* [ASSIGNMENT] Repeat each entry word for word. Leave any images out of the copy.

---------- DATA SHOWN ----------

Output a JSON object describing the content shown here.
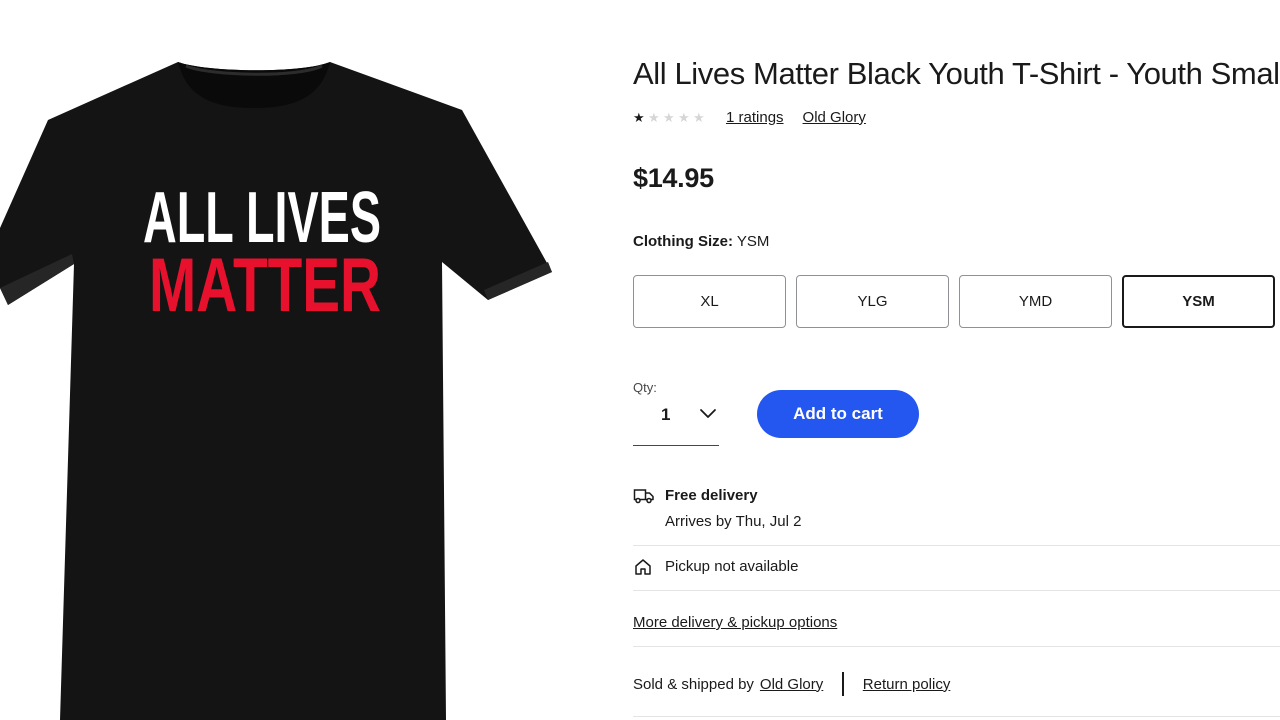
{
  "product": {
    "title": "All Lives Matter Black Youth T-Shirt - Youth Small",
    "image": {
      "print_line1": "ALL LIVES",
      "print_line2": "MATTER",
      "shirt_color": "#141414",
      "print_color_top": "#ffffff",
      "print_color_bottom": "#e8112d"
    },
    "rating": {
      "stars": 1,
      "max_stars": 5,
      "ratings_link": "1 ratings"
    },
    "brand_link": "Old Glory",
    "price": "$14.95"
  },
  "size": {
    "label": "Clothing Size:",
    "selected_value": "YSM",
    "options": [
      "XL",
      "YLG",
      "YMD",
      "YSM"
    ]
  },
  "quantity": {
    "label": "Qty:",
    "value": "1",
    "icon": "chevron-down-icon"
  },
  "cart": {
    "add_label": "Add to cart",
    "button_color": "#2456f0"
  },
  "fulfillment": {
    "delivery_icon": "truck-icon",
    "delivery_title": "Free delivery",
    "delivery_sub": "Arrives by Thu, Jul 2",
    "pickup_icon": "home-icon",
    "pickup_text": "Pickup not available",
    "more_options_link": "More delivery & pickup options"
  },
  "seller": {
    "sold_by_text": "Sold & shipped by",
    "seller_link": "Old Glory",
    "return_policy_link": "Return policy"
  }
}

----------

* [RESULT FOR THIS TASK]
Output a JSON object describing the content shown here.
{
  "product": {
    "title": "All Lives Matter Black Youth T-Shirt - Youth Small",
    "image": {
      "print_line1": "ALL LIVES",
      "print_line2": "MATTER",
      "shirt_color": "#141414",
      "print_color_top": "#ffffff",
      "print_color_bottom": "#e8112d"
    },
    "rating": {
      "stars": 1,
      "max_stars": 5,
      "ratings_link": "1 ratings"
    },
    "brand_link": "Old Glory",
    "price": "$14.95"
  },
  "size": {
    "label": "Clothing Size:",
    "selected_value": "YSM",
    "options": [
      "XL",
      "YLG",
      "YMD",
      "YSM"
    ]
  },
  "quantity": {
    "label": "Qty:",
    "value": "1",
    "icon": "chevron-down-icon"
  },
  "cart": {
    "add_label": "Add to cart",
    "button_color": "#2456f0"
  },
  "fulfillment": {
    "delivery_icon": "truck-icon",
    "delivery_title": "Free delivery",
    "delivery_sub": "Arrives by Thu, Jul 2",
    "pickup_icon": "home-icon",
    "pickup_text": "Pickup not available",
    "more_options_link": "More delivery & pickup options"
  },
  "seller": {
    "sold_by_text": "Sold & shipped by",
    "seller_link": "Old Glory",
    "return_policy_link": "Return policy"
  }
}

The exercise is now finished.